(Page and application data records)
+--

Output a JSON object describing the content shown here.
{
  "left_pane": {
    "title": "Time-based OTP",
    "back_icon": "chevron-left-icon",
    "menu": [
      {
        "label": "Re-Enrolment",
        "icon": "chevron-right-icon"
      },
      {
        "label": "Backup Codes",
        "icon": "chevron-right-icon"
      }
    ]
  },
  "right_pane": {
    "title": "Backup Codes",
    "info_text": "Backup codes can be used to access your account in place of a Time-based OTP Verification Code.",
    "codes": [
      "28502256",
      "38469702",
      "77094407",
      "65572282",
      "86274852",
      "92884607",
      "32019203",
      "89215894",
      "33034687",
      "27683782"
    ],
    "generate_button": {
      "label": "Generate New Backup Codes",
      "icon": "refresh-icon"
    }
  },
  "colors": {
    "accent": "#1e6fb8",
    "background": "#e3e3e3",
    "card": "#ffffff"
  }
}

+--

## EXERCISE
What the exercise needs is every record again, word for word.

## RESULT OF THIS EXERCISE
Output a JSON object describing the content shown here.
{
  "left_pane": {
    "title": "Time-based OTP",
    "back_icon": "chevron-left-icon",
    "menu": [
      {
        "label": "Re-Enrolment",
        "icon": "chevron-right-icon"
      },
      {
        "label": "Backup Codes",
        "icon": "chevron-right-icon"
      }
    ]
  },
  "right_pane": {
    "title": "Backup Codes",
    "info_text": "Backup codes can be used to access your account in place of a Time-based OTP Verification Code.",
    "codes": [
      "28502256",
      "38469702",
      "77094407",
      "65572282",
      "86274852",
      "92884607",
      "32019203",
      "89215894",
      "33034687",
      "27683782"
    ],
    "generate_button": {
      "label": "Generate New Backup Codes",
      "icon": "refresh-icon"
    }
  },
  "colors": {
    "accent": "#1e6fb8",
    "background": "#e3e3e3",
    "card": "#ffffff"
  }
}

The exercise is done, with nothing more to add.